— Prompt —
Which lines in the data below contain the word "masv"? Copy each of them.

— Data for this exercise —
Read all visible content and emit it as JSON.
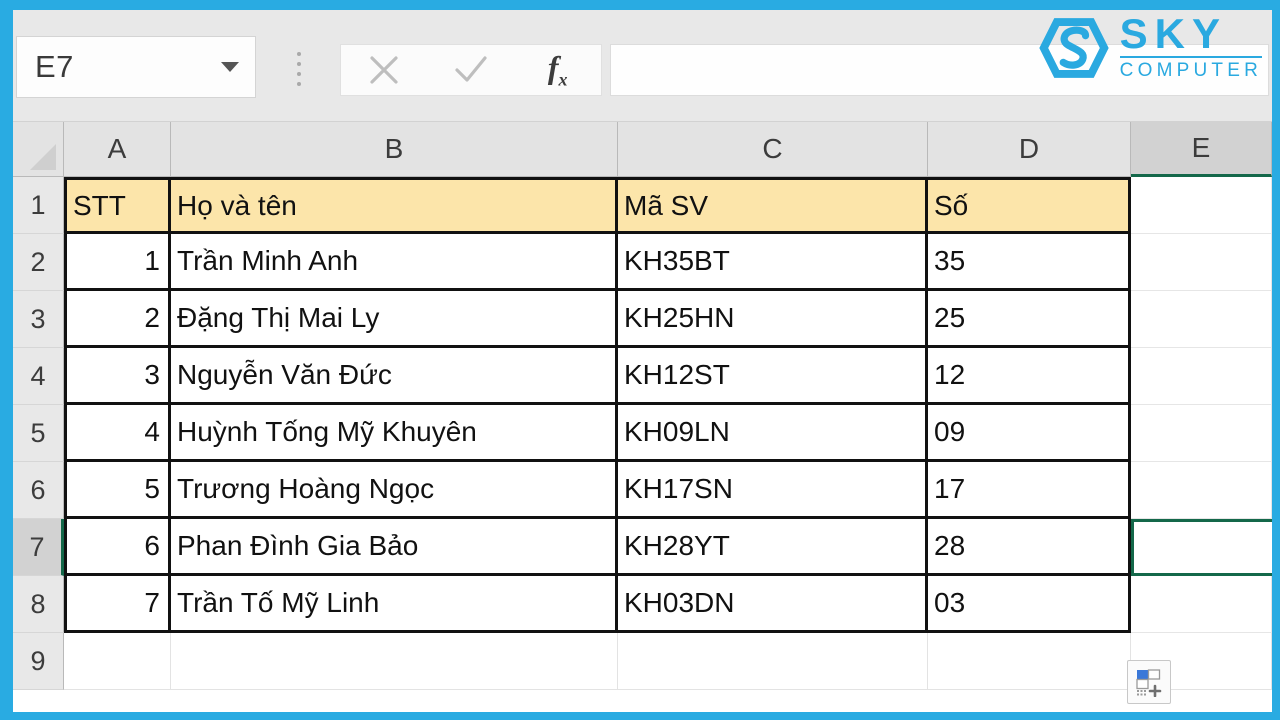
{
  "app": {
    "name_box_value": "E7",
    "formula_value": "",
    "formula_placeholder": "",
    "icons": {
      "dropdown": "chevron-down-icon",
      "cancel": "cancel-x-icon",
      "enter": "confirm-check-icon",
      "function": "fx-icon",
      "grip": "drag-grip-icon",
      "smart_tag": "quick-analysis-icon",
      "select_all": "select-all-corner-icon"
    },
    "fx_label": "f",
    "fx_sub": "x"
  },
  "branding": {
    "logo_primary": "SKY",
    "logo_secondary": "COMPUTER",
    "logo_color": "#2aa9e0"
  },
  "colors": {
    "frame": "#29abe2",
    "header_fill": "#fce5aa",
    "selection": "#14684a",
    "col_header": "#e3e3e3",
    "row_header": "#e8e8e8"
  },
  "grid": {
    "column_headers": [
      "A",
      "B",
      "C",
      "D",
      "E"
    ],
    "selected_column": "E",
    "row_headers": [
      "1",
      "2",
      "3",
      "4",
      "5",
      "6",
      "7",
      "8",
      "9"
    ],
    "selected_row": "7",
    "active_cell": "E7",
    "table_headers": {
      "A": "STT",
      "B": "Họ và tên",
      "C": "Mã SV",
      "D": "Số"
    },
    "rows": [
      {
        "row": "2",
        "stt": "1",
        "name": "Trần Minh Anh",
        "masv": "KH35BT",
        "so": "35"
      },
      {
        "row": "3",
        "stt": "2",
        "name": "Đặng Thị Mai Ly",
        "masv": "KH25HN",
        "so": "25"
      },
      {
        "row": "4",
        "stt": "3",
        "name": "Nguyễn Văn Đức",
        "masv": "KH12ST",
        "so": "12"
      },
      {
        "row": "5",
        "stt": "4",
        "name": "Huỳnh Tống Mỹ Khuyên",
        "masv": "KH09LN",
        "so": "09"
      },
      {
        "row": "6",
        "stt": "5",
        "name": "Trương Hoàng Ngọc",
        "masv": "KH17SN",
        "so": "17"
      },
      {
        "row": "7",
        "stt": "6",
        "name": "Phan Đình Gia Bảo",
        "masv": "KH28YT",
        "so": "28"
      },
      {
        "row": "8",
        "stt": "7",
        "name": "Trần Tố Mỹ Linh",
        "masv": "KH03DN",
        "so": "03"
      }
    ]
  }
}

— Final answer —
        "masv": "KH35BT",
        "masv": "KH25HN",
        "masv": "KH12ST",
        "masv": "KH09LN",
        "masv": "KH17SN",
        "masv": "KH28YT",
        "masv": "KH03DN",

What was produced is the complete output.